Please reproduce every record exactly as written, leaving out the pictures.

Interface dataset entries
____________________
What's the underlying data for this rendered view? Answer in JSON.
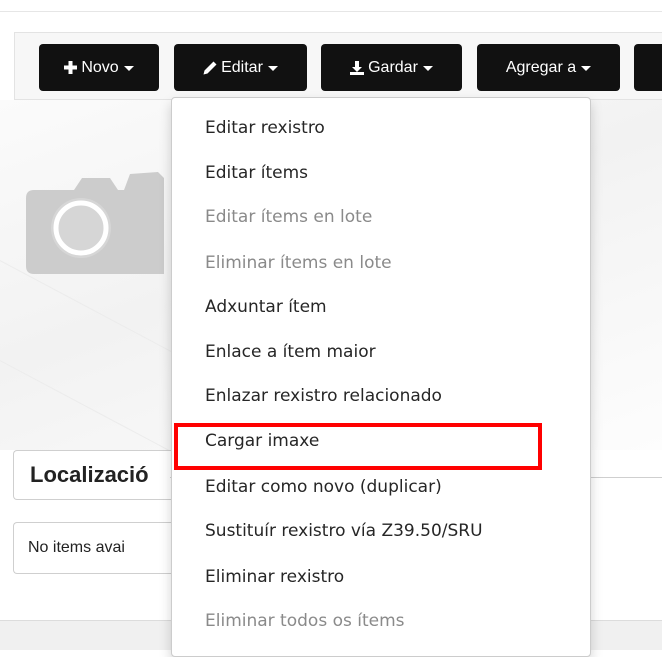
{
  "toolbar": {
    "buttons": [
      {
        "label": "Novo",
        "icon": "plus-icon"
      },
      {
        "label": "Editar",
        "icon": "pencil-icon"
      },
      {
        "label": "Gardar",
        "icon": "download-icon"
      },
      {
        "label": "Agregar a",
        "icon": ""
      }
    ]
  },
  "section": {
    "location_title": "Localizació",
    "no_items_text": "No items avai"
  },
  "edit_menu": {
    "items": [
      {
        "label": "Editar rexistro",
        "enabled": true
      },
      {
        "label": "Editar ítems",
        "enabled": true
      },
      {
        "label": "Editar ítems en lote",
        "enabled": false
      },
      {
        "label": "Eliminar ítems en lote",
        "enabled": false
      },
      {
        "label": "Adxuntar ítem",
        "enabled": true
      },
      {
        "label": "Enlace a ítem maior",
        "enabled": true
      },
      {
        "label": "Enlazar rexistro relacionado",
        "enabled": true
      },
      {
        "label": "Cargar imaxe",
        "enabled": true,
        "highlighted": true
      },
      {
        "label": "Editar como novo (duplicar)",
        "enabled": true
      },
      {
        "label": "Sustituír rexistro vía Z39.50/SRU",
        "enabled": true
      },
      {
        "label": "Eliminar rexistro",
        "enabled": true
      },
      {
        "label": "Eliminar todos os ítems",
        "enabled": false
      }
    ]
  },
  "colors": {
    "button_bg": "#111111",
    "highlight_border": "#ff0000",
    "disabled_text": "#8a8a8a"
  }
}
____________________
- [Written solution]
What's the underlying data for this rendered view? Answer in JSON.
{
  "toolbar": {
    "buttons": [
      {
        "label": "Novo",
        "icon": "plus-icon"
      },
      {
        "label": "Editar",
        "icon": "pencil-icon"
      },
      {
        "label": "Gardar",
        "icon": "download-icon"
      },
      {
        "label": "Agregar a",
        "icon": ""
      }
    ]
  },
  "section": {
    "location_title": "Localizació",
    "no_items_text": "No items avai"
  },
  "edit_menu": {
    "items": [
      {
        "label": "Editar rexistro",
        "enabled": true
      },
      {
        "label": "Editar ítems",
        "enabled": true
      },
      {
        "label": "Editar ítems en lote",
        "enabled": false
      },
      {
        "label": "Eliminar ítems en lote",
        "enabled": false
      },
      {
        "label": "Adxuntar ítem",
        "enabled": true
      },
      {
        "label": "Enlace a ítem maior",
        "enabled": true
      },
      {
        "label": "Enlazar rexistro relacionado",
        "enabled": true
      },
      {
        "label": "Cargar imaxe",
        "enabled": true,
        "highlighted": true
      },
      {
        "label": "Editar como novo (duplicar)",
        "enabled": true
      },
      {
        "label": "Sustituír rexistro vía Z39.50/SRU",
        "enabled": true
      },
      {
        "label": "Eliminar rexistro",
        "enabled": true
      },
      {
        "label": "Eliminar todos os ítems",
        "enabled": false
      }
    ]
  },
  "colors": {
    "button_bg": "#111111",
    "highlight_border": "#ff0000",
    "disabled_text": "#8a8a8a"
  }
}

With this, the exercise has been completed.